I grew up moving around a lot. So naturally, I’m drawn to new cultures. Not just drawn, but actually feel in my element in the discomfort of learning new ways. Everyone has an expertise, and I’d say mine is being new somewhere. I’ve done it so many times. The intensity of that experience is deeply inspiring, especially when there is history to learn.
All that to say, I went to Europe for a week and a half with my mom to soak in some new inspiration. These sights will make appearances in my 2019 work.
London — St. Paul’s Cathedral, Westminster Abbey, The National Gallery
I was there for the National Gallery. But the cathedrals were also feats of architectural and artistic genius, obviously steeped in history.

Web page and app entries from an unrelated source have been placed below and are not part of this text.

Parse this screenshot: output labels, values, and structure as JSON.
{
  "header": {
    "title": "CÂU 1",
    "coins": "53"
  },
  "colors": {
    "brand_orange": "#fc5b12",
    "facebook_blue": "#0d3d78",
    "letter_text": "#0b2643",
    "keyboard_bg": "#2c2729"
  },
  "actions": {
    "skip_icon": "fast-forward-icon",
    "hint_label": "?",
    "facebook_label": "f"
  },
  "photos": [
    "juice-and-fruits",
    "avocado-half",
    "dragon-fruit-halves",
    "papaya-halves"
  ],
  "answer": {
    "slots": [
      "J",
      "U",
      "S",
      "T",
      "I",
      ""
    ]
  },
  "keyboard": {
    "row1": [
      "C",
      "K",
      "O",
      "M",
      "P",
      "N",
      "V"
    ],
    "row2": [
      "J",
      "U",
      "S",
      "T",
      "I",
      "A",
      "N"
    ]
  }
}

My mom and I took a couple Ubers in London, and we liked talking to the drivers. Our Ethiopian driver said something about London that really stayed with me: “You don’t feel foreign here.” I looked around and saw how true that was. It wasn’t just race and ethnicity, but body types too. British media seems more on point with diversity and inclusion compared to American media.
Kent — Leeds Castle
I didn’t know a lot about this castle before going there. I mostly just loved the idea of spending a weekend at a castle–over my birthday. (I did learn some history too. Go to the Leeds Castle website if you want to read about it.) This castle and its surrounding property is breathtaking.
As a kid, I loved British literature, and their movie adaptations. I always dreamed of staying at an old English manor and taking a walk on a cool, misty morning. (Misty was important because that’s what makes the mood in the movies.) Sure enough, the only gray, misty day on the trip was my birthday!
Paris — Montmartre, The Louvre, The Eiffel Tower
The final leg involved hopping on a train and riding through the Chunnel to Paris. This is where I got to soak in the charm of the artist village of Montmartre. It’s significant to art history in that many famous artists, those who pioneered impressionism, post-impressionism, and some expressionism, spent time and painted some of their best-known works there. The Montmartre Museum is the former home of Auguste Renoir, Suzanne Valadon, Andre Utter, among many others.
The vastness of the Louvre was overwhelming. And yes, there were tons and tons of famous works there (including the Mona Lisa), but my favorite part was seeing local artists studying them by painting and drawing their responses. Famous impressionists actually did the same at the Louvre in their day! Observing those moments made me think that history, captured in art, is still creating a dialogue in contemporary society.
Finally, the Eiffel Tower was a sight to behold. When I got there, I actually had no desire to go to the top. The tower itself is incredible.
The point of inspiration scouting is to process through new experiences and senses to translate them into artwork. As I said before, this trip will be in my 2019 collections. Some of my overall thoughts were about diversity, sanctuary, and the dialogue with history. I was also proud of the fact that I managed to navigate through two different countries–one with a language barrier–by plane, bus, Uber, train and on foot with limited WiFi and no cell service!
And that was Europe. This time. 😉